“And upon the first day of the week, when the disciples came together to break bread, Paul preached unto them, ready to depart on the morrow; and continued his speech until midnight” (Acts 20:7).
- Note the time: the first day of the week.
- Note the purpose: to break bread (the Lord’s supper, 1 Corinthians 10:16–17; 11:17–34).
Sunday was quickly established as a meeting day for Christians, a day in which they partook of the Lord’s supper. And is it any wonder? This was the day of the resurrection of Jesus from the dead! The day when Jesus was declared to be the Son of God (Romans 1:4). The day when he met with his disciples. John not only tells about the Sunday resurrection day, but also another such meeting with his disciples on the very next Sunday (John 20:1, 19, 26). Sunday came to have such special significance that John referred to it as “the Lord’s day” (Revelation 1:10).
That is not to say that Christians did not meet together at other times. They did. Even daily (Acts 2:46). But the first day of the week was special—a day when they “gathered together to break bread” (to keep the Lord’s supper).
Some contend, based on Acts 2:46 (“They, continuing daily with one accord in the temple, and breaking bread from house to house, did eat their meat with gladness and singleness of heart”), that early Christians partook of communion every day. Read another translation: “Day by day, attending the temple together and breaking bread in their homes, they partook of food with glad and generous hearts.” Does that sound like the Lord’s supper to you? In this context it hardly seems like the same kind of “breaking bread” we read about in Acts 2:42.

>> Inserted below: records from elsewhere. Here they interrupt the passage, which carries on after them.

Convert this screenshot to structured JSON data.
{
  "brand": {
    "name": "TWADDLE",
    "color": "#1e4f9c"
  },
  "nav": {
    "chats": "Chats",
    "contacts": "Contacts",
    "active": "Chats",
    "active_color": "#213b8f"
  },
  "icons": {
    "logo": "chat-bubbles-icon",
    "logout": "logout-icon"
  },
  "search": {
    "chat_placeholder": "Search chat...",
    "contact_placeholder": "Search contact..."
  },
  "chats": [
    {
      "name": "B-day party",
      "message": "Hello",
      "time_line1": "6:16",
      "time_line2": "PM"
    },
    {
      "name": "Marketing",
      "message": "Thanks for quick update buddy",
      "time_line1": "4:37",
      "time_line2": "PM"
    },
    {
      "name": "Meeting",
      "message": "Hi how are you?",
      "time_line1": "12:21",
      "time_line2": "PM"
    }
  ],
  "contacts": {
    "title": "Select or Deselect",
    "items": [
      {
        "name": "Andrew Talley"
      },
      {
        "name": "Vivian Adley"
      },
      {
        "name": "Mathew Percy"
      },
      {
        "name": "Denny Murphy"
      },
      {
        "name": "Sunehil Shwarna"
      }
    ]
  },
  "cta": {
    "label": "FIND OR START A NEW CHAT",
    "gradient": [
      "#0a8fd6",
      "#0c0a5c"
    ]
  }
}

Scripture and history combine in teaching that Christians met on Sunday to partake of the Lord’s supper.
Will you be present this Lord’s day to break bread with the saints? —John Gipson